My Simplest Grilled Salmon, a Summertime Staple

May 31, 2024
Dining & Wine
, , , , , ,

Good morning. The nest that was empty is empty no more, as children return from college, as in-laws descend, and suddenly we’re up a few animals and down a few beds. The grocery bills are back to the mesosphere and yet we’re out of milk again, the second time in a week.

I’m at it like a line cook making staff meals for a neighborhood trattoria. Tonight: this excellent simply grilled salmon (above) to serve with orzo salad, thick with salty creaminess and slick sweet cucumbers, diced tomatoes, pops of chickpea, nodes of olive. Have some lemonade with that. We’ll talk theories and methods in American studies while we eat.

Featured Recipe

View Recipe →

Tomorrow it’ll be Jordan Marsh’s blueberry muffins for breakfast, Boston proud, and maybe Philly cheesesteaks for lunch, because how fun would those be to make and devour in advance of an afternoon nap?

Then: barbecue chicken for dinner, the sauce thinned out with water so I can paint it onto the meat constantly, allowing a crust to build without the sugars burning, alongside fluffy Cheddar biscuits, potato salad and a mess of cold, sliced vegetables with green dip. And rhubarb crisp for dessert?

Yogurt can greet Sunday, with plenty of cut fruit, and I’ll follow it up with tea sandwiches for lunch. It’s surprising how quickly you can get into the rhythm of cooking for a crowd. It hardly seems like work, at least for the first couple of weeks. (When you find yourself flagging, buy cold cuts, extra cereal, interesting cheeses, cherry tomatoes, chips and salsa. Say, “Today, you are on your own.”)

Sunday’s dinner: steamed lobsters, parboiled baby potatoes rolled in hot butter and lots of roasted asparagus. Oh, stop. I’ve done the math on this. At least where I stay, it’s cheaper to buy lobsters than to order food from the place that papers the neighborhood with menus.
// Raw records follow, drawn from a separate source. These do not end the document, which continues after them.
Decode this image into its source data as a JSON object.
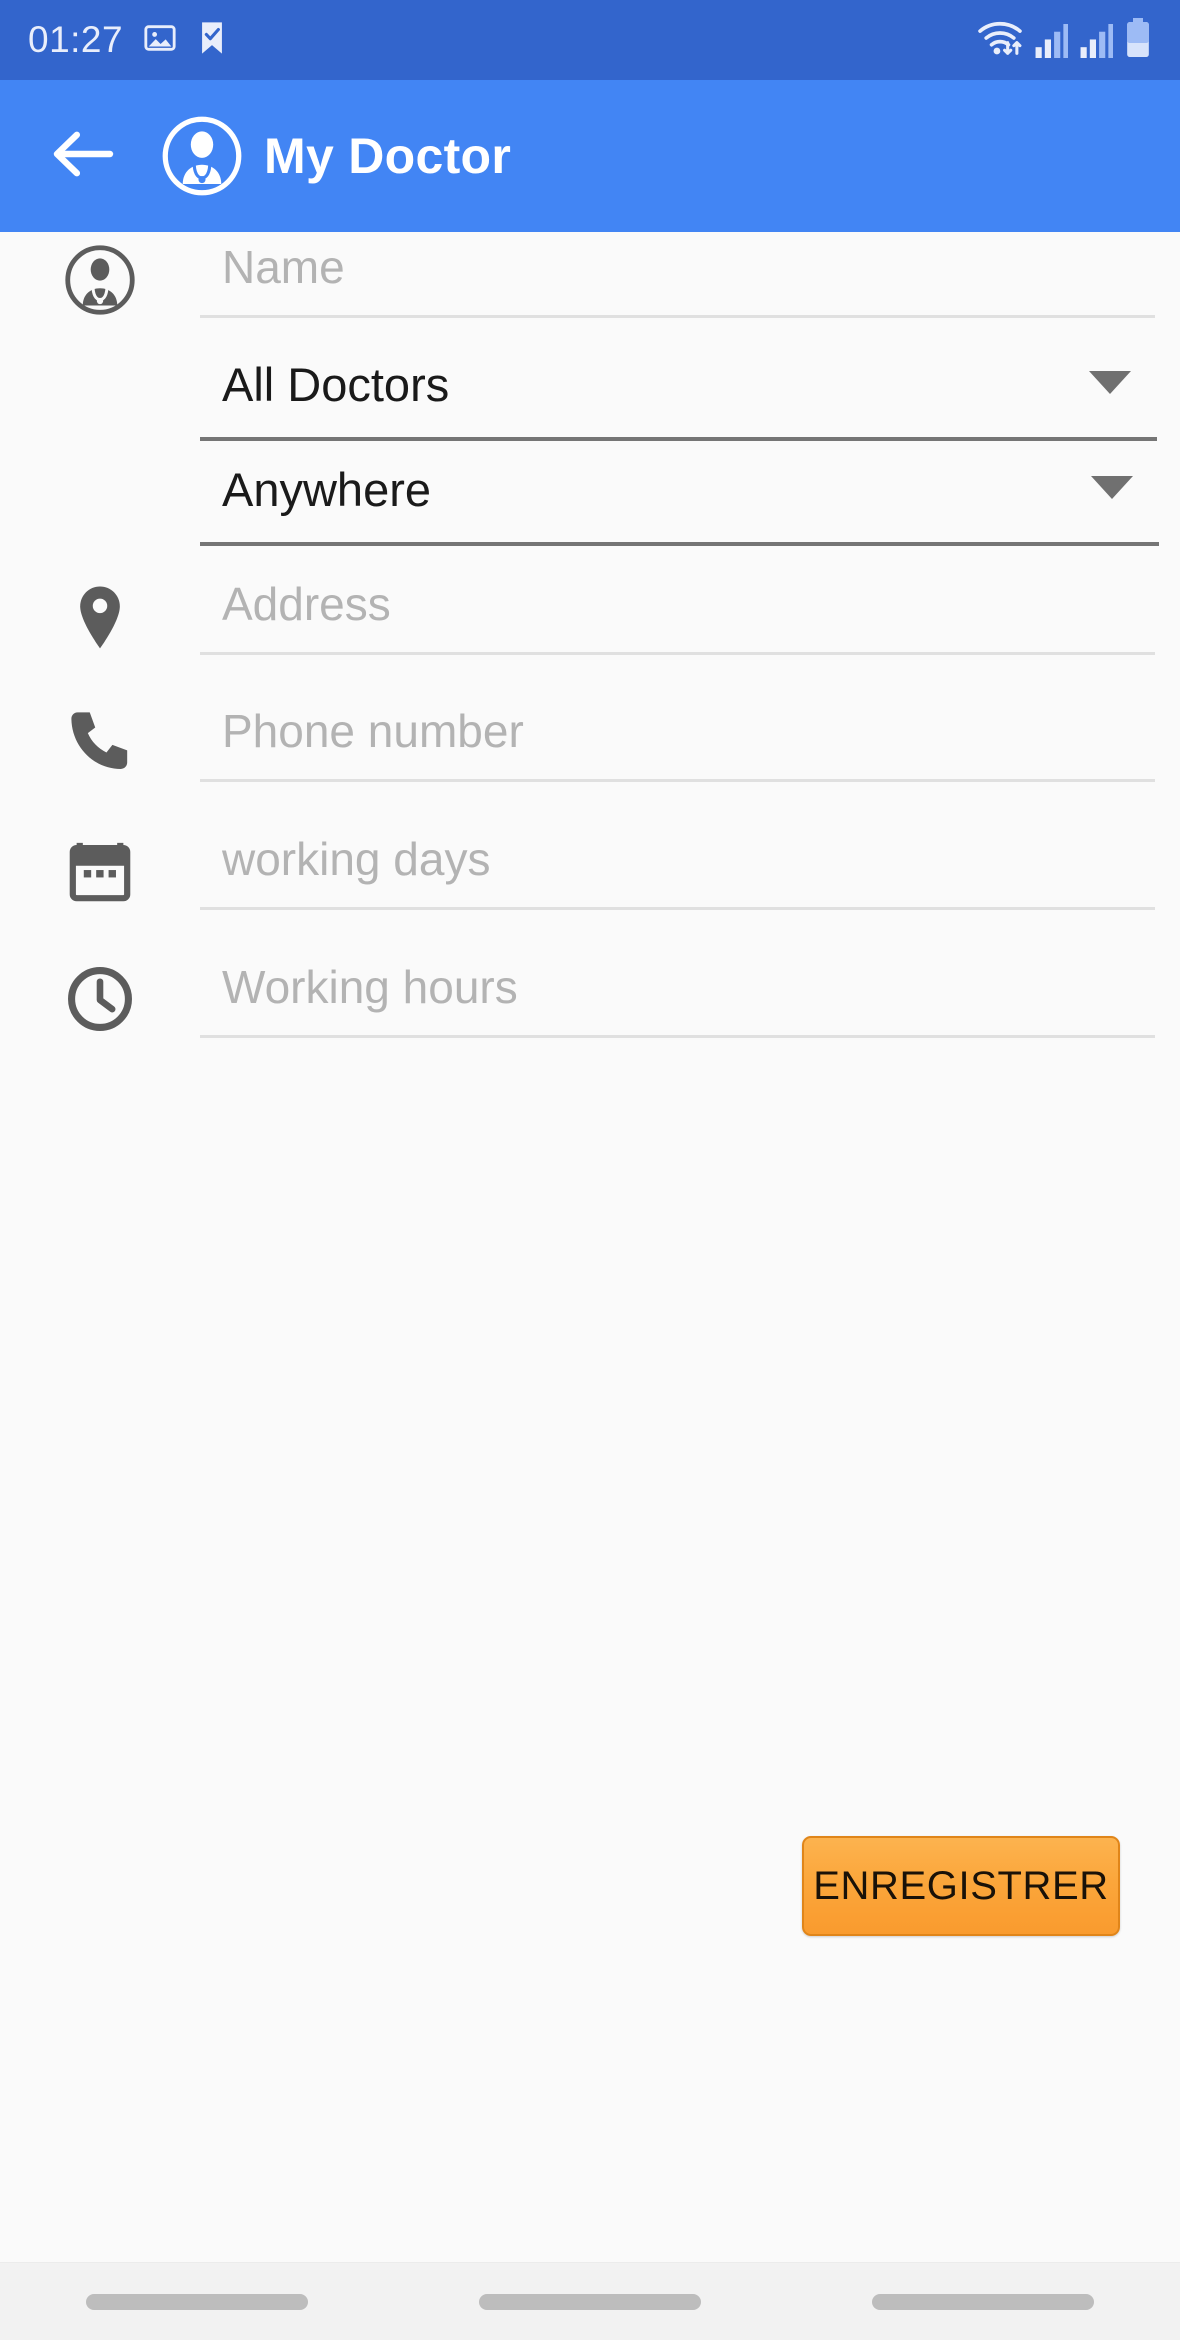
{
  "status_bar": {
    "time": "01:27",
    "icons": [
      "image-icon",
      "flag-check-icon",
      "wifi-icon",
      "signal-1-icon",
      "signal-2-icon",
      "battery-icon"
    ],
    "background_color": "#3365cc",
    "battery_level_percent": 40
  },
  "app_bar": {
    "back_label": "back-arrow",
    "logo_label": "doctor-logo",
    "title": "My Doctor",
    "background_color": "#4285f4",
    "title_color": "#ffffff"
  },
  "form": {
    "name": {
      "icon": "doctor-avatar-icon",
      "placeholder": "Name",
      "value": ""
    },
    "specialty_select": {
      "value": "All Doctors",
      "caret": "chevron-down-icon"
    },
    "location_select": {
      "value": "Anywhere",
      "caret": "chevron-down-icon"
    },
    "address": {
      "icon": "location-pin-icon",
      "placeholder": "Address",
      "value": ""
    },
    "phone": {
      "icon": "phone-icon",
      "placeholder": "Phone number",
      "value": ""
    },
    "working_days": {
      "icon": "calendar-icon",
      "placeholder": "working days",
      "value": ""
    },
    "working_hours": {
      "icon": "clock-icon",
      "placeholder": "Working hours",
      "value": ""
    }
  },
  "actions": {
    "save_label": "ENREGISTRER",
    "save_color": "#fba63b",
    "save_border_color": "#e08519"
  },
  "nav_bar": {
    "pills": [
      "recents-pill",
      "home-pill",
      "back-pill"
    ]
  },
  "theme": {
    "background": "#fafafa",
    "placeholder_color": "#b3b3b3",
    "value_color": "#1a1a1a",
    "icon_color": "#616161",
    "underline_light": "#e0e0e0",
    "underline_dark": "#757575"
  }
}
Steamed lobster on a Sunday night sends a message: It’s summer and we’re American, living our lives in an imaginary Elin Hilderbrand novel. Save the steaming liquid for stock!

There are thousands and thousands more recipes waiting for you on New York Times Cooking. As I think I’ve mentioned before, you need a subscription to access them. Subscriptions support our work and allow it to continue. Would you please consider, if you haven’t already, subscribing today? Thanks.

We have operators standing by, should you find yourself jammed up by our technology. Just write for help — we’re at — and someone will get back to you. And if you feel the urge to complain about anything, or to say something nice about my colleagues, feel free to write to me. I’m at I can’t respond to every letter, but I do read every one I get.

Now, it’s nothing to do with bergamot or prunes, but I had a good enough time watching “A Man in Full” on Netflix that it got me to dive back into the Tom Wolfe novel on which it’s based. (Michael Lewis raved it in The Times in 1998.)

Speaking of the old days: Here’s Ross Barkan on Jimmy Breslin in The Point.

Staying on message, you should read Abe Streep, in The New Yorker, on Nova Scotia’s billion-dollar lobster wars.

Finally, here’s Little Feat, “Why People Like That.” Play that nice and loud while you’re cooking. I’ll see you on Sunday.

Link Us To Social Media

Related Posts

Leave Comment